And yet, ESG is not just environmental risk management. It also encompasses social and governance angles, which require financial institutions to deal with a multitude of other laws and regulations. Obviously, financial institutions are used to the weight of regulation already, but it should not be forgotten that topics such as AML, labour laws, human trafficking laws, supplier due diligence, cybersecurity etc. must also be addressed within an ESG programme.
ESG is having a direct impact on how consumers and investors view a company’s brand.
6. Competitor activity
When advising clients, we recommend that they understand the competitive situation in their industry and geography concerning sustainability and other key ESG topics. It is crucial to understand what other players in the market are doing and how they are positioning themselves both internally and, more crucially, within the marketplace. ESG is having a direct impact on how consumers and investors view a company’s brand. Companies need to take these aspects into consideration when building their plan.
7. Data and Management Information
Finding a baseline for ESG performance and monitoring improvement against KPIs over time can be a challenge for many financial institutions. Banks are used to reporting a significant quantity of financial information to regulators (FINREP, COREP for example) and to auditors, but much of the required information for ESG is non-financial and has not been captured well (if at all) in the past.
Demonstrating reductions in carbon emissions is important and mapping out planned reductions across scope 1, 2 and 3 greenhouse gas emissions is key. As opposed to some other industries, most of a financial institution’s emissions will lie in scope 3 through their investments and loans (some estimates put this at over 90% of the total GHG emissions of a bank) and also their use of the cloud and professional services. So, without forgetting scope 1 and 2, and other operational emissions, financial institutions will have to put resources into working with their clients to obtain the information they need on financed emissions.
Improved brand perception is a key benefit that financial institutions notice when they have an ESG agenda in place.
8. Brand, Communications and Reporting

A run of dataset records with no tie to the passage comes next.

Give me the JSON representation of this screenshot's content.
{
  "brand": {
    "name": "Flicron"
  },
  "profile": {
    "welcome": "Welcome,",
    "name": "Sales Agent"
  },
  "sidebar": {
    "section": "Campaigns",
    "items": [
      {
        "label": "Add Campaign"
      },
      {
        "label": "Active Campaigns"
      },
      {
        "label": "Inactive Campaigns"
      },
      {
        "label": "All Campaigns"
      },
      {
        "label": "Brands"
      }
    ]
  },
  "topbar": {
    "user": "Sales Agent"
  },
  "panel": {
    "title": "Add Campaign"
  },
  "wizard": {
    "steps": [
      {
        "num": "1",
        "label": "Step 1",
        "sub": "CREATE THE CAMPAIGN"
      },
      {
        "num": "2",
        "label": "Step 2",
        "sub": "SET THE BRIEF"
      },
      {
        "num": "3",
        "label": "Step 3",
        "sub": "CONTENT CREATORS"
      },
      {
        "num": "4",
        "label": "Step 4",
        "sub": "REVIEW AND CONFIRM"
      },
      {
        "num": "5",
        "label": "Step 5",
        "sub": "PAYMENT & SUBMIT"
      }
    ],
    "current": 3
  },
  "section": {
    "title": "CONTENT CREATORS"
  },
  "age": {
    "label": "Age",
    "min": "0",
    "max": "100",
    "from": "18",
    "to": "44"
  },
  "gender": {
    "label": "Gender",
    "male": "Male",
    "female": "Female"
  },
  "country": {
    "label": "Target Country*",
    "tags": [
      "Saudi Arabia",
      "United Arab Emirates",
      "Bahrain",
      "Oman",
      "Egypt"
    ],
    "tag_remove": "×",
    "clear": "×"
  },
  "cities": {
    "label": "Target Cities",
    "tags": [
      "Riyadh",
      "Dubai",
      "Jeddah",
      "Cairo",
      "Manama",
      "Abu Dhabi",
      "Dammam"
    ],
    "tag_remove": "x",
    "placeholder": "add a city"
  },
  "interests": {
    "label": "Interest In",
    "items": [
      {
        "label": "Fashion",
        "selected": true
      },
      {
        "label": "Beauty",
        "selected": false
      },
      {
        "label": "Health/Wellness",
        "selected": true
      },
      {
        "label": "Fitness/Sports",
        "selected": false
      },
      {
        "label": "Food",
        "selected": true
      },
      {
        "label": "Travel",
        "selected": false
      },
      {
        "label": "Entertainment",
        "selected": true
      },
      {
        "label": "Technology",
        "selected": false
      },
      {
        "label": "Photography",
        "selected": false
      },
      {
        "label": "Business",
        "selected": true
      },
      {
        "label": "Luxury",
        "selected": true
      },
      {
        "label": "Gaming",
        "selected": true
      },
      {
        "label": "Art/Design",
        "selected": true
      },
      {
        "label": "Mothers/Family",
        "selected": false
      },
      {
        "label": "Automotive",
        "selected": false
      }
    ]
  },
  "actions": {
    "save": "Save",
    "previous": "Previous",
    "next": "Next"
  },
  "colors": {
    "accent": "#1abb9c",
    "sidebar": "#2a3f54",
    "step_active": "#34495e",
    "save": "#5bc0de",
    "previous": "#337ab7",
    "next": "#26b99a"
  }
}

Improved brand perception is a key benefit that financial institutions notice when they have an ESG agenda in place and they can reap the rewards of better commercial opportunities, risk reduction and customer loyalty. However, the ambition of a financial institution needs to balance the benefits from brand uplift, cost efficiency, risk mitigation and greater revenue from being more ambitious on ESG matters versus the consequent internal costs and time involved of taking that more ambitious approach.
Many global banks are already issuing sustainability statements and reports (some for several years now), and smaller institutions will need to step up and emulate that level of reporting if they want to be taken seriously. One issue in reporting on ESG is that there are many different frameworks (TCFD, GRI, and SASB) and banks need to work out which one, or a mix, is best suited to them.
An ESG programme is transversal across the business, bringing in many of the key departments and relying on good co-ordination between people and activities.
As you can see from the above eight areas, an ESG programme is transversal across the business, bringing in many of the key departments and relying on good co-ordination between people and activities.
Depending on the size and business focus of a financial institution, at some point you will need a strong programme office (transformation office) to organise and run the changes. Luckily, many financial institutions have project management offices and change management teams that can take over some of this responsibility.